 (Compare the original legs with the tapered oak.)


The actual tufting- If you decide to do this project and get some crazy $1000 quote for covering buttons and tufting your cushions from an upholsterer, just hang up; you don't need them.  Some upholsterers I called thought I wanted true diamond tufting, which would be impossible with these cushions.  But another seemed offended that I wanted help with a small DIY project, not a big job.  I did manage to find one upholsterer who said he'd cover the buttons for a few cents a piece and show me how to tuft them.  I could have done these things myself, but I also needed some other furniture rebuilt and recovered, so I took the offer.  He did a good job, but, again, it took months instead of the promised week or two, and he never did show me how to tuft.


At this point, my summer project was almost a winter project, so I took a morning to tuft the cushions last week.  I used this tutorial, though there are others.  I was a little nervous about running a needle through the upholstery, but after seeing my cat's claws go into the new sofa one too many times, I'm thinking,"How can I do any more damage?"  It is just Ikea furniture!

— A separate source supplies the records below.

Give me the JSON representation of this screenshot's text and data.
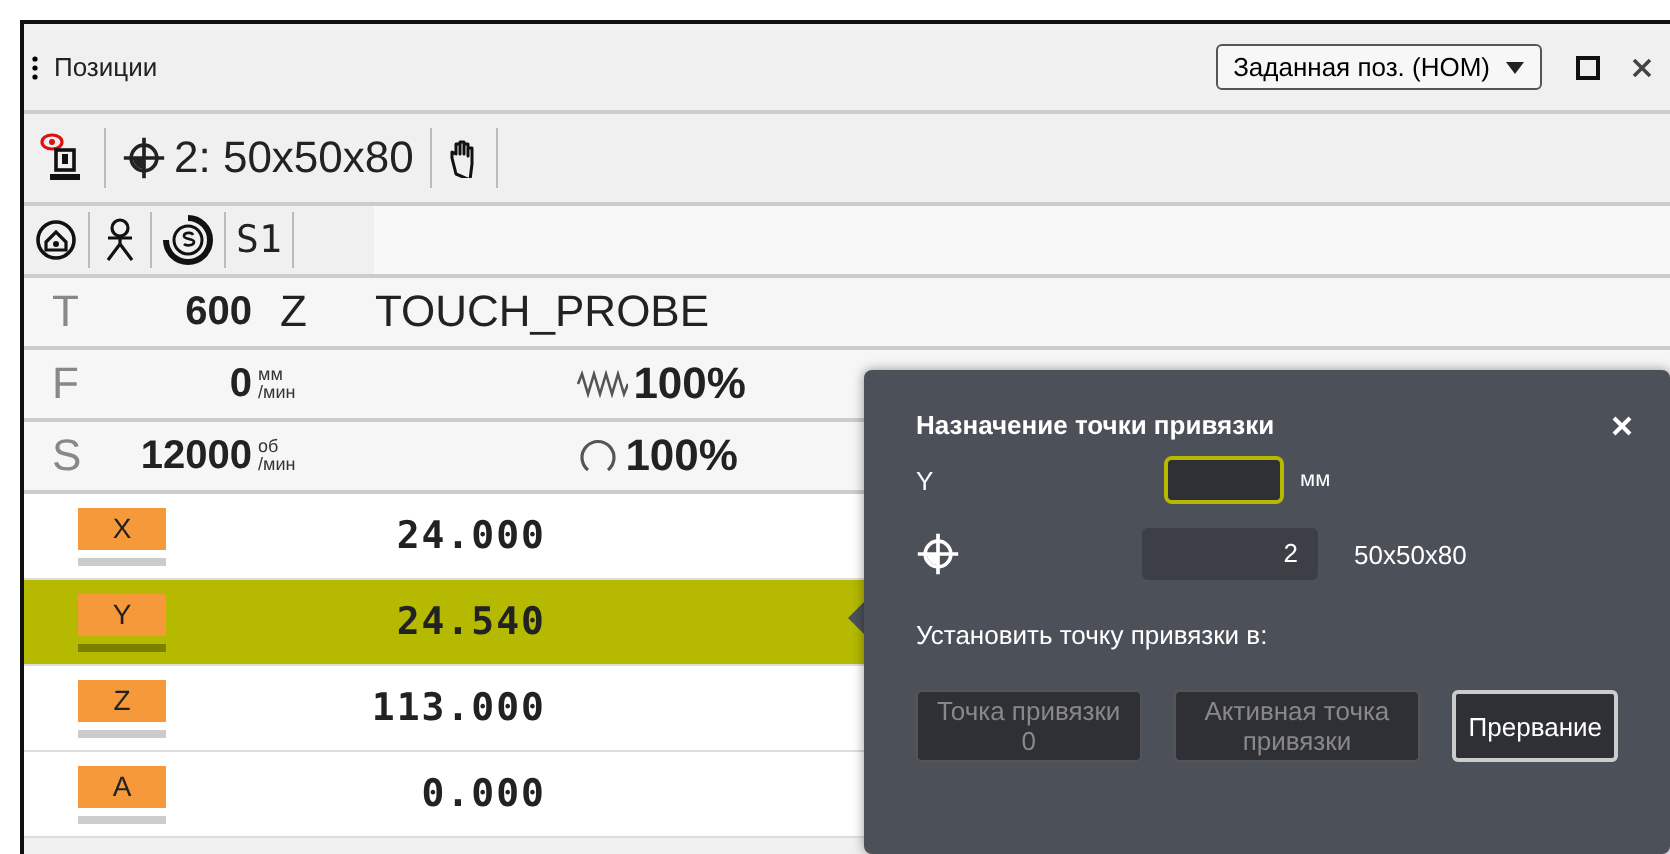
{
  "window": {
    "title": "Позиции",
    "view_select": "Заданная поз. (НОМ)"
  },
  "toolbar": {
    "preset": "2: 50x50x80"
  },
  "status_icons_row": {
    "spindle": "S1"
  },
  "tool_row": {
    "letter": "T",
    "number": "600",
    "axis": "Z",
    "name": "TOUCH_PROBE"
  },
  "feed_row": {
    "letter": "F",
    "value": "0",
    "unit_top": "мм",
    "unit_bottom": "/мин",
    "override": "100%"
  },
  "spindle_row": {
    "letter": "S",
    "value": "12000",
    "unit_top": "об",
    "unit_bottom": "/мин",
    "override": "100%"
  },
  "axes": [
    {
      "name": "X",
      "value": "24.000",
      "selected": false
    },
    {
      "name": "Y",
      "value": "24.540",
      "selected": true
    },
    {
      "name": "Z",
      "value": "113.000",
      "selected": false
    },
    {
      "name": "A",
      "value": "0.000",
      "selected": false
    }
  ],
  "dialog": {
    "title": "Назначение точки привязки",
    "axis": "Y",
    "input_unit": "мм",
    "preset_number": "2",
    "preset_name": "50x50x80",
    "prompt": "Установить точку привязки в:",
    "buttons": [
      {
        "label": "Точка привязки 0",
        "disabled": true
      },
      {
        "label": "Активная точка привязки",
        "disabled": true
      },
      {
        "label": "Прервание",
        "disabled": false
      }
    ]
  }
}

It wasn't hard at all; just make sure you have more twine than you think you'll need (maybe 20 in. of twine per button pair, or about 27 ft. total) for easy gripping.   Once you've pulled the twine through and attached both buttons, don't be timid about bringing them fairly close together.   I was unsure if I was pulling too much, so I left the twine ends hanging from the knots until all of the tufting was done.   This gave me the option to loosen or tighten, as needed, before snipping the ends.  I opted out of tufting the seat cushions, though I love the look, because the upholsterer told me it doesn't feel as good as it looks and the buttons get pulled off easily.


My guess on our total expensearound $751, compared to the $1400 - 1800 of a Room & Board sofa.


large Karlstad sofa with cover- $599
ready to screw on tapered legs- $88
Button covering for 40 buttons (we got a few extras)- under $15
nylon upholstery twine from Joann- under $15
extra throw pllow for button fabric- $29
upholsterer's needle- maybe $5 (it has now been months since I purchased it.)

We also bought two extra throw pillows for the couch- $60

There are less expensive tufted sofas out there, on sites like Home Decorators Collection, but we've sat on Ikea sofas before and knew what to expect.  They can also be handled in the showroom before purchase.  I really wanted to go with something slipcovered for easy care, and there are sites, like Bemz, that specialize in Ikea replacement covers if we want to update them.  Given the fact that in the first week we had the couch I spilled a glass of red wine on it, I'm think slipcovers were a good choice.



(We now have multiple scratchers set, strategically, around our house.  We are hopeful.)

Edit 11/19/12 - This hack was featured on Ikea Hackers site.

Edit 4/27/15- I have heard so many negative things about Uncle Bob's service that I thought I should mention it here.  Customers are waiting unusually long times for their sofa legs or aren't receiving them at all, even after payment.
Ikea is also offering a tapered aluminum leg as an option, now.

Since posting this I've added Ikea-specific slip covers to my sofa now.  The process and tutorial for tufting them is here.  I had no problems with the original covers from Ikea, but these were velvet and my cat doesn't claw them.